● **Task**: Copies of all lines containing the string "niveles" are needed from the data below.

● **Information shown**:
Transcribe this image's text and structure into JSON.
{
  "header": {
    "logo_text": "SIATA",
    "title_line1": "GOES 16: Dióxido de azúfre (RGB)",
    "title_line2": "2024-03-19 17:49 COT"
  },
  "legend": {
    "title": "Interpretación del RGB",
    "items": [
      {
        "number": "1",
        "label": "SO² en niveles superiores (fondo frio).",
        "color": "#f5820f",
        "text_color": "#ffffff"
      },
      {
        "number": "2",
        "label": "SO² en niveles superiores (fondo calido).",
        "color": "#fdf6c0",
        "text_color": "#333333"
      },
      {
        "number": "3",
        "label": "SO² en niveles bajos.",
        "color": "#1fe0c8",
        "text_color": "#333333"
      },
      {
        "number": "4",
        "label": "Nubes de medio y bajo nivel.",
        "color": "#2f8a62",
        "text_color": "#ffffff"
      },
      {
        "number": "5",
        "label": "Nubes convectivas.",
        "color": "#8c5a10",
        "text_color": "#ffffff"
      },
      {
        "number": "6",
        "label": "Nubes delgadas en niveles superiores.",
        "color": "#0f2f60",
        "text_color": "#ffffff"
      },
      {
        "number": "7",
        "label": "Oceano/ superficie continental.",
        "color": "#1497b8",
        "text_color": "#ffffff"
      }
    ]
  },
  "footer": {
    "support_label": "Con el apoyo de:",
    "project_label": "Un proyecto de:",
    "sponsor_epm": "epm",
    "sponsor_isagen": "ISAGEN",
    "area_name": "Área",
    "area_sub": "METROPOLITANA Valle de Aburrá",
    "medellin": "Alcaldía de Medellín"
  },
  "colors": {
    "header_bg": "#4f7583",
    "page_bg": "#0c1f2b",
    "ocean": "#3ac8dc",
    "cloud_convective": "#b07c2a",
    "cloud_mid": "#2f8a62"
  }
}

● **Exercise output**:
        "label": "SO² en niveles superiores (fondo frio).",
        "label": "SO² en niveles superiores (fondo calido).",
        "label": "SO² en niveles bajos.",
        "label": "Nubes delgadas en niveles superiores.",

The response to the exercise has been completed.